## PROVIDED RECORDS
----

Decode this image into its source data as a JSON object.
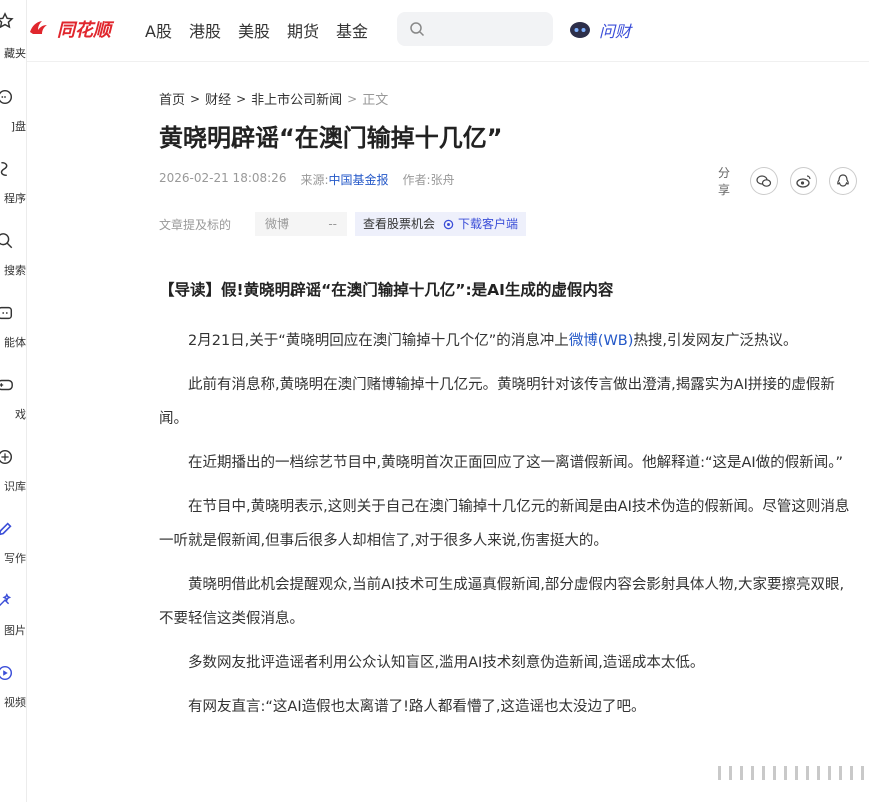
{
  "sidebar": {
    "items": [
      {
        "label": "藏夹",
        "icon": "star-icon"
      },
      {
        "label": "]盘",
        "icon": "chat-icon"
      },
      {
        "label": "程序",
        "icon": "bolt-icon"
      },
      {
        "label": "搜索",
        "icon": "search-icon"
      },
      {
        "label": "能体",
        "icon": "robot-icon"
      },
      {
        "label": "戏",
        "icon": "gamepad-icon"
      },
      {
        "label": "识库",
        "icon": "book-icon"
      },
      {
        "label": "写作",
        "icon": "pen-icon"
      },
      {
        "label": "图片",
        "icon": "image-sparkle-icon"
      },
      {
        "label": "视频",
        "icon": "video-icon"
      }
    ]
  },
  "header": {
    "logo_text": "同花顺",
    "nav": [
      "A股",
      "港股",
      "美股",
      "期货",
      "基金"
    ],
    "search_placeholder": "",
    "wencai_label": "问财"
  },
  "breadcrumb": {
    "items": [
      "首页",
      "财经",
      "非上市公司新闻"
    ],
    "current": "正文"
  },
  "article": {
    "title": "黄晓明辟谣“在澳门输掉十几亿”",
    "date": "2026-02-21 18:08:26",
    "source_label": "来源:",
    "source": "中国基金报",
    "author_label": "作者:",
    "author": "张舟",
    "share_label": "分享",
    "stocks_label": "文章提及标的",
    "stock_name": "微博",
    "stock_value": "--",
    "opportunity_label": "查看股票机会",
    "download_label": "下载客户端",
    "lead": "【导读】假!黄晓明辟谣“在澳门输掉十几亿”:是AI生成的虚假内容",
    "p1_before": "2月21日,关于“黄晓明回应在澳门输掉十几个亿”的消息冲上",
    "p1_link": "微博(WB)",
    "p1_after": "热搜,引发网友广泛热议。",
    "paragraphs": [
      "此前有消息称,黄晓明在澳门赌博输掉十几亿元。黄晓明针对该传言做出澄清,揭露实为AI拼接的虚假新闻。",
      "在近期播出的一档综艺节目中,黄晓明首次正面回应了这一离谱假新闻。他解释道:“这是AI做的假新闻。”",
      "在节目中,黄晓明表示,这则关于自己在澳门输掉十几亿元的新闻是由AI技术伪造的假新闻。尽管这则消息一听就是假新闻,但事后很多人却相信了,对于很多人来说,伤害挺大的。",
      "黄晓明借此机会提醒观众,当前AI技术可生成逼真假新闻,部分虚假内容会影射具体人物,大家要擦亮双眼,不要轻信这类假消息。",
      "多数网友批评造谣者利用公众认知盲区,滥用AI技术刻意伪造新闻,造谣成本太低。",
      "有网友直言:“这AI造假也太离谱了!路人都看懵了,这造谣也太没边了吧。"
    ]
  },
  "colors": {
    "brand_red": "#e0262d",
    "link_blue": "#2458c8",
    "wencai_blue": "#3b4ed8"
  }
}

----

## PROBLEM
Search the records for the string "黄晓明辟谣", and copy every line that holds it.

## YOUR SOLUTION
    "title": "黄晓明辟谣“在澳门输掉十几亿”",
    "lead": "【导读】假!黄晓明辟谣“在澳门输掉十几亿”:是AI生成的虚假内容",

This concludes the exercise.